When you're the parent of a brand new baby, everything changes. The first time around everything was new, but with subsequent kids, life seems to settle into a groove just a little bit quicker-at least for you. Your toddler, however, may not be as enthralled with the new arrival as you are and adjusting may be a bumpy road. While he may have been excited while you were pregnant at the idea of a new brother or sister, that may change as soon as the baby arrives.
Sibling rivalry is a common occurrence that starts at the birth of the newest baby. It can range from barely noticeable to hard to ignore. Toddlers don't handle change well, and a new baby is a lot of change. Your time and attention are no longer all his. Schedules are different. There are new noises, new rules and new expectations too. It's a lot for a toddler to take in. How can you help?
Toddlers love having a job to do and they like to feel like "big kids." If your little one is struggling with the arrival of a new baby, give her some things to do to help out. She can fetch diapers or wipes, choose outfits or socks, rub the baby's back or sing a song. You can even ask the toddler to "help" you hold the baby, with your supervision, of course.
Kids tend to think of a new baby as an inconvenience. However, you can be instrumental in helping your child think of a new baby as a great gift. Some parents give toddlers presents "from the baby." Others reward their toddler for being patient while the baby gets attention. If your child is young, don't worry about the idea of bribery. If that's what it takes for your child to be more excited about all the fun things associated with the new baby, it's okay. In the long run, the important thing is that your child associates the baby with happy times and good things.
One of the main reasons toddlers and young children resent a new baby is because they are used to being the center of attention. Once a new baby comes, the attention they need can be overwhelming for parents. To a young child, it's unacceptable. Even though you're exhausted, hormonal and have no time to yourself, don't allow your child to fall through the cracks. Set up 'date' nights and do something special to spend time with your child. Get them out of the house if you can or, if you stay in, make your date time away from the baby. Schedule it for when the baby is being cared for by someone else, or when she is sleeping, so your child has your full attention.

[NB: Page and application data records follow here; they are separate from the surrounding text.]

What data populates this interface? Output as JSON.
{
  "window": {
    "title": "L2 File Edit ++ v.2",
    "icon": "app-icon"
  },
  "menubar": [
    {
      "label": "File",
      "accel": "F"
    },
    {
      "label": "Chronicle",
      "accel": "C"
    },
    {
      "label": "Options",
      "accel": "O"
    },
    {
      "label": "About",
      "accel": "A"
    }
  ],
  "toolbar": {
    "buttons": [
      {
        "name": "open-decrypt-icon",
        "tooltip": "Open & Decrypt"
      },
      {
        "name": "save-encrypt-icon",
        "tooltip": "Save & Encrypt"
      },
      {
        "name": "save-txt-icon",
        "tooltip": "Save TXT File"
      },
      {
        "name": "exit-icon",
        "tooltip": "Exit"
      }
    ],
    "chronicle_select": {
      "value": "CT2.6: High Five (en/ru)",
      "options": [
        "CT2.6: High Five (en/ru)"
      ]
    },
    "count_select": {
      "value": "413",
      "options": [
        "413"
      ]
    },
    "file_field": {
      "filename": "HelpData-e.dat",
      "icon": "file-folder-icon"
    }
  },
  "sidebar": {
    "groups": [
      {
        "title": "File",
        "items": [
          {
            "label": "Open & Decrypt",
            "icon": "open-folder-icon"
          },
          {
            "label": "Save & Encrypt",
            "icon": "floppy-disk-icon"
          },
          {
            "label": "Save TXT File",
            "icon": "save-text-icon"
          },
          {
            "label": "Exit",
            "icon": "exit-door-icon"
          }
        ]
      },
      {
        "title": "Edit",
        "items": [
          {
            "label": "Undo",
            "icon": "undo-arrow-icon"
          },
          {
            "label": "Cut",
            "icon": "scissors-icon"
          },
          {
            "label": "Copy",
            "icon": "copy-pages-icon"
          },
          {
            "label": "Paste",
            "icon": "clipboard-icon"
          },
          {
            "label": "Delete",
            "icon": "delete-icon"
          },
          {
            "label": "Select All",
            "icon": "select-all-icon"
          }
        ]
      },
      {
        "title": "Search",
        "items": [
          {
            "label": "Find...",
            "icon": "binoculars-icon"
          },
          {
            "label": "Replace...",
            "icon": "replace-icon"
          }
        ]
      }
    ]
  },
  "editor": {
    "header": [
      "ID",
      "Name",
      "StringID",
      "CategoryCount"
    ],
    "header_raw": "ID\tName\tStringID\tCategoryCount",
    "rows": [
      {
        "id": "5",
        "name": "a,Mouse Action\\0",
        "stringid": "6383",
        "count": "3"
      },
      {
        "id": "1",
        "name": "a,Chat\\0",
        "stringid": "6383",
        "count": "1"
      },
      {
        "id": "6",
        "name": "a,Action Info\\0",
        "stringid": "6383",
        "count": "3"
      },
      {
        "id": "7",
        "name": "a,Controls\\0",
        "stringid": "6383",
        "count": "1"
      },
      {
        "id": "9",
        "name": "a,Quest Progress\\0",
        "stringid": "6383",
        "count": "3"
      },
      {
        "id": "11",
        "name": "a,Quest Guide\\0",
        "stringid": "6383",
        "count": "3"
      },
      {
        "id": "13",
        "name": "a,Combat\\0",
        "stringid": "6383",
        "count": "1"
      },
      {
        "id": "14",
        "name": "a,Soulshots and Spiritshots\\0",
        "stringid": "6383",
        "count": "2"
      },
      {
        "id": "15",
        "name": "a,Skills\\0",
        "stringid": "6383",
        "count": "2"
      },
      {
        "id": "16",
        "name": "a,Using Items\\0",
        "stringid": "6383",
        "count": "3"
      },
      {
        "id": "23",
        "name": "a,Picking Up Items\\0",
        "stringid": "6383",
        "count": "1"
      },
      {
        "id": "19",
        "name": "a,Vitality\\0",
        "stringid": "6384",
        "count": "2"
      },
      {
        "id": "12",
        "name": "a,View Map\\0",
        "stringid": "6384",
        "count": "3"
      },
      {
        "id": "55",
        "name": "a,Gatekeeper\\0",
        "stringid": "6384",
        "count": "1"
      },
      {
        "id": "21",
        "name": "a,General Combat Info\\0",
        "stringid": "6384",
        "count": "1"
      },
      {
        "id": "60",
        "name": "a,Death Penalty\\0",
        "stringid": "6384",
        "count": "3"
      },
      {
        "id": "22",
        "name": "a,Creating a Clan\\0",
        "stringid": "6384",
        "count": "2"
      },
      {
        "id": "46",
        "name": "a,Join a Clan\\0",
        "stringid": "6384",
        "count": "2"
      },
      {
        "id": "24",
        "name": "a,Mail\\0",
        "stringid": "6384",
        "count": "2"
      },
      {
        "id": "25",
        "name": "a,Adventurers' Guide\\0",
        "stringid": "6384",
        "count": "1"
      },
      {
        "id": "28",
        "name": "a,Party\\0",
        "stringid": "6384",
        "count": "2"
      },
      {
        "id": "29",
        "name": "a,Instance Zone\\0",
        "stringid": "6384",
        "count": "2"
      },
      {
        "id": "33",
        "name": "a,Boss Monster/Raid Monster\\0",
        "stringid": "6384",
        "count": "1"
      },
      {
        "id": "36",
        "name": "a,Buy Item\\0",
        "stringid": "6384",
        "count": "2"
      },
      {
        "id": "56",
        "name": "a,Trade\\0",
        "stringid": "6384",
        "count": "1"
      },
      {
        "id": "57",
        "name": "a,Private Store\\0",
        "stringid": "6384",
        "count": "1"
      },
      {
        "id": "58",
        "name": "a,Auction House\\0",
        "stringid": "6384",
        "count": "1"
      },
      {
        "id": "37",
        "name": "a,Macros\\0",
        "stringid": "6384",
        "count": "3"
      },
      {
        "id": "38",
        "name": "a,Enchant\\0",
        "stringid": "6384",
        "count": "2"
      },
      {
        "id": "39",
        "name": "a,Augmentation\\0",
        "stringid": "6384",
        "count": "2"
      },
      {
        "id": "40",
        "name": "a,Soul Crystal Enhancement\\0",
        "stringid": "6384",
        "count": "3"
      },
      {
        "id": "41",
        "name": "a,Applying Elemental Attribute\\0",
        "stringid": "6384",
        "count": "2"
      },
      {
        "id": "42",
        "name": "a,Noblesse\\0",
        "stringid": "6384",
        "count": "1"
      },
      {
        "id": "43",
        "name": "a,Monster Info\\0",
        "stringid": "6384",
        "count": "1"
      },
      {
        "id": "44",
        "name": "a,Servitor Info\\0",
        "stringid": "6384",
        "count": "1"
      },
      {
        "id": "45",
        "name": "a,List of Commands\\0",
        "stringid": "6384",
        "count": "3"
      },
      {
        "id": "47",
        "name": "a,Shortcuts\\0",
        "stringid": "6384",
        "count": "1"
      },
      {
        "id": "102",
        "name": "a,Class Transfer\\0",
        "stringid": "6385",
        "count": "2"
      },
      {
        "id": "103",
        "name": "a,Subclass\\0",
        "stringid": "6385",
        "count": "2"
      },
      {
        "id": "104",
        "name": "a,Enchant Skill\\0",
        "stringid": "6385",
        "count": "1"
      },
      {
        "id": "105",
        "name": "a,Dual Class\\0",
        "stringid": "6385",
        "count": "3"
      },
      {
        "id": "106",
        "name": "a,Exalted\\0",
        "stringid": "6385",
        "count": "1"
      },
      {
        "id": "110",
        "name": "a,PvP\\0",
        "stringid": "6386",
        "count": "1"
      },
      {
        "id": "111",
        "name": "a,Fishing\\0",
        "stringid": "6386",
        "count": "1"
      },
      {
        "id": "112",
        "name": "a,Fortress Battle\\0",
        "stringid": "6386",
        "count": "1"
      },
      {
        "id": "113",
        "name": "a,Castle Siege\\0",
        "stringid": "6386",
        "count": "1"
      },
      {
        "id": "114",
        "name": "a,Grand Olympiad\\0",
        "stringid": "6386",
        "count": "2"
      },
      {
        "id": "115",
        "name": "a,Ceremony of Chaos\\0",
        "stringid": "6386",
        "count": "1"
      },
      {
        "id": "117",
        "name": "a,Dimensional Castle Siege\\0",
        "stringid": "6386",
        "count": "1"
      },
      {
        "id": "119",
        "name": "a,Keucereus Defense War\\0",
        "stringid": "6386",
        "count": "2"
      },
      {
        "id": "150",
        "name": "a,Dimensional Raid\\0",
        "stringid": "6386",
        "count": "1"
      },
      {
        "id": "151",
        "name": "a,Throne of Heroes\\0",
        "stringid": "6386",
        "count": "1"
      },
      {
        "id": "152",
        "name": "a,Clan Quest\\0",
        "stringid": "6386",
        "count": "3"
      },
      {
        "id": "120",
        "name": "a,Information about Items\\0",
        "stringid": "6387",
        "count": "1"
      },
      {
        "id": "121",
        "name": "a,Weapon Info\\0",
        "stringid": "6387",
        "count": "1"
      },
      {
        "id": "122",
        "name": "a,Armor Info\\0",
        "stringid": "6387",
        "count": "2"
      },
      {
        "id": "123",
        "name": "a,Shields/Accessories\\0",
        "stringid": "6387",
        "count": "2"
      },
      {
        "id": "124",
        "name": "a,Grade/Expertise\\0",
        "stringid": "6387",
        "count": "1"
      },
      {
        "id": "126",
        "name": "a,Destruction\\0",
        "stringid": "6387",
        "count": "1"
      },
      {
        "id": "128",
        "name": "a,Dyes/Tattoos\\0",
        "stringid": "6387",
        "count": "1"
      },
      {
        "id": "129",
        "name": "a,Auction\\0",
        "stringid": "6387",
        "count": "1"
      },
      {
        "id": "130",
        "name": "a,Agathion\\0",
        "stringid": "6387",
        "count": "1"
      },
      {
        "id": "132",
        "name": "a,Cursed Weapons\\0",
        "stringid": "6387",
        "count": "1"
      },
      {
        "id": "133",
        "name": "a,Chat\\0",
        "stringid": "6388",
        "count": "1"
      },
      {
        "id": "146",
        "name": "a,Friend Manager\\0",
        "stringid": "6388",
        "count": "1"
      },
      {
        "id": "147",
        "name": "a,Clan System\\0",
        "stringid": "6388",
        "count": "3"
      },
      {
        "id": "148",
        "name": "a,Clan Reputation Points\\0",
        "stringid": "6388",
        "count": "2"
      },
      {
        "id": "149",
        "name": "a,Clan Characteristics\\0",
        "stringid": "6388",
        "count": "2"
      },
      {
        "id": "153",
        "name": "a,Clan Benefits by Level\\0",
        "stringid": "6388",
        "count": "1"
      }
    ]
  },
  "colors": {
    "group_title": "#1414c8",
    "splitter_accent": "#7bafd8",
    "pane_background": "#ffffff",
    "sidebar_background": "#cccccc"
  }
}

Having a new baby means a new 'normal' for everyone. However, work to keep things as regular as possible for your child; it's worth the effort. If your child struggles with jealousy, don't use his favorite blanket for the new baby. Avoid letting the new baby overtake things that your child considers "his" without permission. Work to keep routines you had before. Gradually, you can start to introduce the idea of sharing, but it won't happen overnight. Be patient with your child as he adjusts to a new baby. It's a major change for him as well as for you.